For each line below, check for the word "usaha", then state how many lines contain it, with no other output.

**Dataset excerpts**:
+ + +
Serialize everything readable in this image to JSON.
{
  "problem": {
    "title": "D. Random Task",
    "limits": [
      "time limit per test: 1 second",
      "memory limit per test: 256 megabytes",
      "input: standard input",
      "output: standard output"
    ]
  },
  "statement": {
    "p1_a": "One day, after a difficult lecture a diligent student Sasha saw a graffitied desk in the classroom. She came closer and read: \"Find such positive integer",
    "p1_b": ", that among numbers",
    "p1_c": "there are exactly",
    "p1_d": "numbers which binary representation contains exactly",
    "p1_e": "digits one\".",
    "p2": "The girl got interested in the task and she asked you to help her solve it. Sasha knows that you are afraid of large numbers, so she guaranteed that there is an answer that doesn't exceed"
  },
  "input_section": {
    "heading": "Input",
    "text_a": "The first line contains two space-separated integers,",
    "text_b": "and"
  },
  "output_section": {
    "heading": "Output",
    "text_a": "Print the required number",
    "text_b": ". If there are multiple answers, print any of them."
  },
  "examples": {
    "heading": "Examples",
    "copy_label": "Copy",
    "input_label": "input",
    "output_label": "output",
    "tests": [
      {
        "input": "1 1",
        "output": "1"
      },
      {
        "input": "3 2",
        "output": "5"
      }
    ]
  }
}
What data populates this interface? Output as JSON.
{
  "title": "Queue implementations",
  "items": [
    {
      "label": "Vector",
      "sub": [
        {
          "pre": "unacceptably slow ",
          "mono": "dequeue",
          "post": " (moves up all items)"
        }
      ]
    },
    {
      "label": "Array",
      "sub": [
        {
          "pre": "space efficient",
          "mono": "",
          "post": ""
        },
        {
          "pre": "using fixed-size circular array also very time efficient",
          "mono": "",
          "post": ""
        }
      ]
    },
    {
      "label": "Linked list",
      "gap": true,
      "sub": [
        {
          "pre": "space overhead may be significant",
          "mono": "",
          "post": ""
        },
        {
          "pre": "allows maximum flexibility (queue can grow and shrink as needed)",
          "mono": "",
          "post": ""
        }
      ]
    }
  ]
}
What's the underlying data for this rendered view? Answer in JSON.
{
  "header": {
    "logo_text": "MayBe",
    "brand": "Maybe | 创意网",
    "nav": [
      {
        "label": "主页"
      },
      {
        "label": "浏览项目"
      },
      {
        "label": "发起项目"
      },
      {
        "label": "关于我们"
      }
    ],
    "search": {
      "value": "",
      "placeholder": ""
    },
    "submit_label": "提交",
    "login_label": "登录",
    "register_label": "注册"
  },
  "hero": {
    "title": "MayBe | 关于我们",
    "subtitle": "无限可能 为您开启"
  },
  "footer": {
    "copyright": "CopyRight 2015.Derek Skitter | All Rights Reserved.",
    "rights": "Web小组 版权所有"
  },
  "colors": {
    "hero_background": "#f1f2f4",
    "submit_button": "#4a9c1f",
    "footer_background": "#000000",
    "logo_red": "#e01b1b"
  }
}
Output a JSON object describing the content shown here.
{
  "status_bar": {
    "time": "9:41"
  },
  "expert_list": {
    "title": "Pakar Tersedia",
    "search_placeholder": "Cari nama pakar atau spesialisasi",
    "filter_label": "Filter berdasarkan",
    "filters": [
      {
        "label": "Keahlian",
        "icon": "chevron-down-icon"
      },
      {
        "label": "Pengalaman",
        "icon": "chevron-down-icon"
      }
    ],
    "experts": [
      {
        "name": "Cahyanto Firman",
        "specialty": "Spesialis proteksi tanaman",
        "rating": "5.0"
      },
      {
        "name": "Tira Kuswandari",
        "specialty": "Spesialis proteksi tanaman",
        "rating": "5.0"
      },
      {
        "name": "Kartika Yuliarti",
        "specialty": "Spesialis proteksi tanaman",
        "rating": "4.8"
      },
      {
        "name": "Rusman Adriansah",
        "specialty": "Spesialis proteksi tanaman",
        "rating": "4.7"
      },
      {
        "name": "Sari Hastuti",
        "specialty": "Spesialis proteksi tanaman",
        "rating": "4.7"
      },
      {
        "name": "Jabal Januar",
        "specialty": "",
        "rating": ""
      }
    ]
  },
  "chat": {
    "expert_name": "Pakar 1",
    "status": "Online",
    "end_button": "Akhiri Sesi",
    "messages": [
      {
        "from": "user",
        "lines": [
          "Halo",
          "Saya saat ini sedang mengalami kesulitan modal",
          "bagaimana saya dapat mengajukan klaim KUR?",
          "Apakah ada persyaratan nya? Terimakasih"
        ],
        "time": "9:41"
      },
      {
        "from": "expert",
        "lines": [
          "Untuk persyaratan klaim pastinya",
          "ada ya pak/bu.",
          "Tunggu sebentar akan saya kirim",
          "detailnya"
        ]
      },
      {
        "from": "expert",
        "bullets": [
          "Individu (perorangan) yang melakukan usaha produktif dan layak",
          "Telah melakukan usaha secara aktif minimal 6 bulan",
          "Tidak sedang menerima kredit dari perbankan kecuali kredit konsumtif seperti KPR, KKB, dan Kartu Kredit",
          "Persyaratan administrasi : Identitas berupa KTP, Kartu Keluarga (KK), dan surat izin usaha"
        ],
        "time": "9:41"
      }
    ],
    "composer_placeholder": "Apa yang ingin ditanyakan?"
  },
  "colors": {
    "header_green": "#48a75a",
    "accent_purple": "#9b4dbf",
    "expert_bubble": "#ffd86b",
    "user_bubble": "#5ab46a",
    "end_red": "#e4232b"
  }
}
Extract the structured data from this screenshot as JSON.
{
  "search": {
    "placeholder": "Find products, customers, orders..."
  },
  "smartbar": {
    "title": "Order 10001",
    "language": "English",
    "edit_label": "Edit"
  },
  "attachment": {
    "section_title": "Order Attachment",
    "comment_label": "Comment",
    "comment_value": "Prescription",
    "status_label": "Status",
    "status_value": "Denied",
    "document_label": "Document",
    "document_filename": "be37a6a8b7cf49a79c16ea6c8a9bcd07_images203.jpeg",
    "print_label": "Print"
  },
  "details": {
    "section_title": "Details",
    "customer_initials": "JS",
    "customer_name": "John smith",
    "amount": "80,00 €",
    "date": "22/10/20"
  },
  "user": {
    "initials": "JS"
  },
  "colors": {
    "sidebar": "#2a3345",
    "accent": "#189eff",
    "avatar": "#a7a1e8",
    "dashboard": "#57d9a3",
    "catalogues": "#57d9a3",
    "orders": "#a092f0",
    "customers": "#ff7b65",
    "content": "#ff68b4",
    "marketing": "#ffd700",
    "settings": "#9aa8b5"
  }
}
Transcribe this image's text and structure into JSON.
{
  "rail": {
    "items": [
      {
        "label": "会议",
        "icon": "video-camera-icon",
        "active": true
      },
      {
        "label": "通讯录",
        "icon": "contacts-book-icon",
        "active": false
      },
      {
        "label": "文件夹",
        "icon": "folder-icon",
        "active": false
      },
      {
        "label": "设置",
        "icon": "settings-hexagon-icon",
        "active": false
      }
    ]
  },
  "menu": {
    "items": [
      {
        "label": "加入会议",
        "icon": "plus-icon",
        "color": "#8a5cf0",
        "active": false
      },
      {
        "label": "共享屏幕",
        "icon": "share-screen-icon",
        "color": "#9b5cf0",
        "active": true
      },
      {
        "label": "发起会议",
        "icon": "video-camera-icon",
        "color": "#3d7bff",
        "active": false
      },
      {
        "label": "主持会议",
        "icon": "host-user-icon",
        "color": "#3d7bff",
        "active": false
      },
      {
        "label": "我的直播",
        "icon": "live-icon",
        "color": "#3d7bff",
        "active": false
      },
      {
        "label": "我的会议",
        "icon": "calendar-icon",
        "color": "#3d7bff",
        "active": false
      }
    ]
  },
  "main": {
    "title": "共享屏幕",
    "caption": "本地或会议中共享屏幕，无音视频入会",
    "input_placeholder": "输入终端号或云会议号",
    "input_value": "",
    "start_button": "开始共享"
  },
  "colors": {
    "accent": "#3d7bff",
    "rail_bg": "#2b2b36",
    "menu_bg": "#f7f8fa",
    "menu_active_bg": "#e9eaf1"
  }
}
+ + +
**YOUR RESPONSE**: 3